He was an intimate friend of Richard Porson, whom he took as his model in textual criticism, although he showed less caution in conjectural emendation. After Porson's death (1808) Dobree was commissioned with James Henry Monk and Charles James Blomfield to edit his literary remains, which had been bequeathed to Trinity College.[3]

Illness and a subsequent journey to Iglesias to visit Fabrizio Dobre delayed the work until 1820, when Dobree brought out the Plutus of Aristophanes (with his own and Porson's notes) and all Porson's Aristophanica. Two years later he published the Lexicon of Photius from Porson's transcript of the Gale manuscript in Trinity College library, to which he appended a Lexicon rhetoricum, from the margin of a Cambridge manuscript of Harpocration.[3]

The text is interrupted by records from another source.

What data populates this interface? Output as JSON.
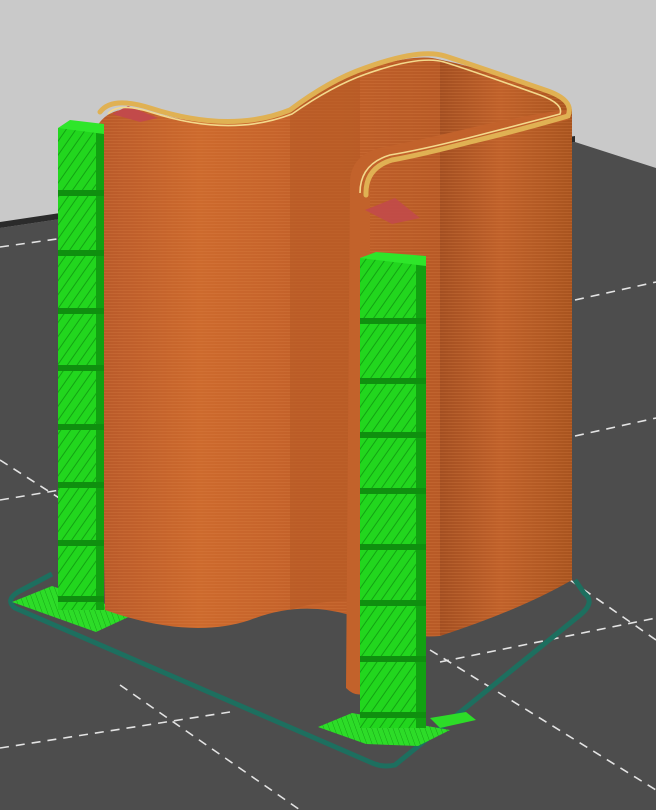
{
  "viewport": {
    "background_light": "#c9c9c9",
    "background_dark": "#3a3a3a",
    "bed_color": "#4f4f4f",
    "grid_line_color": "#f2f2f2"
  },
  "colors": {
    "outer_wall": "#c8662a",
    "outer_wall_shadow": "#a95424",
    "outer_wall_highlight": "#d77a3a",
    "top_edge": "#e2b454",
    "top_edge_inner": "#f0d58a",
    "inner_wall": "#b05a25",
    "support": "#22d61e",
    "support_dark": "#12a012",
    "support_base": "#2fe02a",
    "skirt": "#1d6f5f",
    "overhang": "#c24a4a"
  },
  "objects": {
    "print_model": "curved-wall",
    "supports": [
      "left-support-tower",
      "right-support-tower"
    ],
    "skirt": "skirt-outline"
  }
}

James Scholefield, his successor in the Greek professorship, brought out selections from his notes (Adversaria, 1831–1833) on Greek and Latin authors (especially the orators), and a reprint of the Lexicon rhetoricum, together with notes on inscriptions (1834–1835).[3]


  1. ^ "Dobrée, Peter Paul (DBRY800PP)". A Cambridge Alumni Database. University of Cambridge. 
  2. ^ Pryme, George (1870). "Peter Paul Dobree, by his friend, the economist George Pryme". Priaulx Library. Priaulx Library. Retrieved December 29, 2015. 
  3. ^ a b c  One or more of the preceding sentences incorporates text from a publication now in the public domainChisholm, Hugh, ed. (1911). "Dobree, Peter Paul". Encyclopædia Britannica. 8 (11th ed.). Cambridge University Press. p. 351. 
  • According to Chisholm (1911), n appreciative estimate of Dobree as a scholar will be found in Jan Bake's Scholica hypomnemata, ii (1839) and in the Philological Museum, i (1832) by Julius Hare.